§ TASK BRIEF
Among the entries below, which lines include the string "France"? Show each one.

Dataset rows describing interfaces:
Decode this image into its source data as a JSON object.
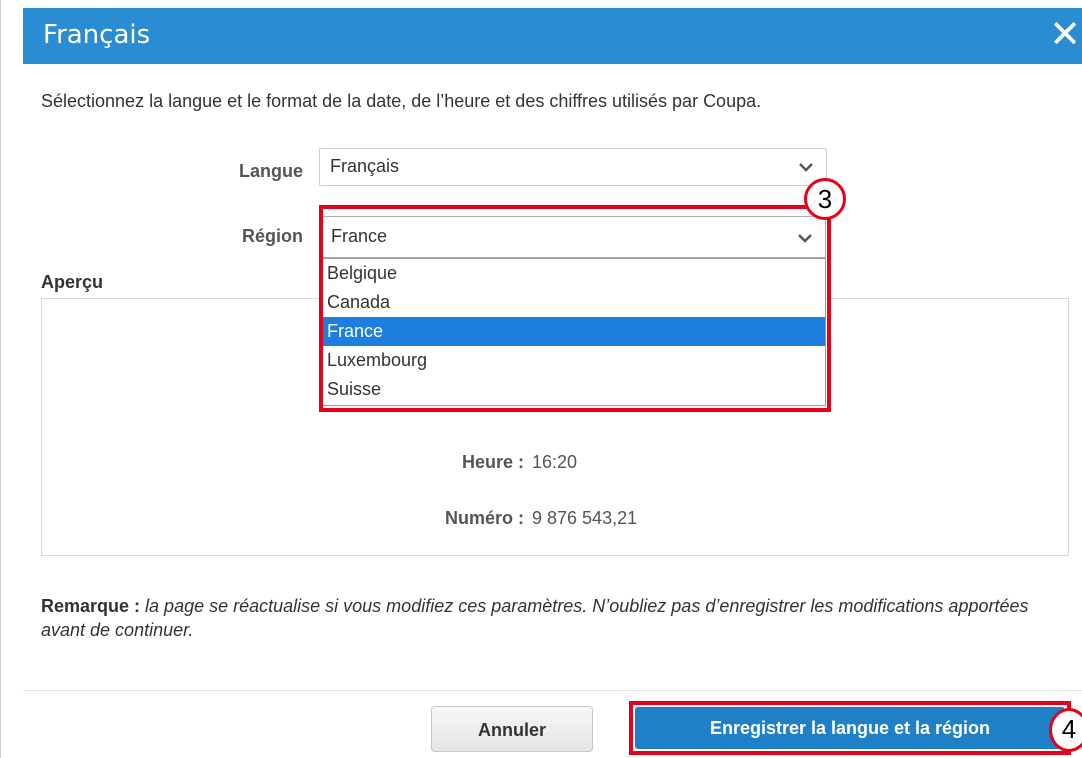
{
  "dialog": {
    "title": "Français",
    "close_icon": "close-icon"
  },
  "intro_text": "Sélectionnez la langue et le format de la date, de l’heure et des chiffres utilisés par Coupa.",
  "language": {
    "label": "Langue",
    "value": "Français"
  },
  "region": {
    "label": "Région",
    "value": "France",
    "options": [
      "Belgique",
      "Canada",
      "France",
      "Luxembourg",
      "Suisse"
    ],
    "selected_option": "France"
  },
  "preview": {
    "title": "Aperçu",
    "time_label": "Heure :",
    "time_value": "16:20",
    "number_label": "Numéro :",
    "number_value": "9 876 543,21"
  },
  "note": {
    "label": "Remarque :",
    "text": "la page se réactualise si vous modifiez ces paramètres. N’oubliez pas d’enregistrer les modifications apportées avant de continuer."
  },
  "buttons": {
    "cancel": "Annuler",
    "save": "Enregistrer la langue et la région"
  },
  "callouts": {
    "step_3": "3",
    "step_4": "4"
  },
  "colors": {
    "header": "#2a8dd4",
    "highlight": "#e6001a",
    "selected_option": "#1e7ee0",
    "primary_button": "#1f7fc7"
  }
}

§ EXERCISE RESULT
    "value": "France",
      "France",
    "selected_option": "France"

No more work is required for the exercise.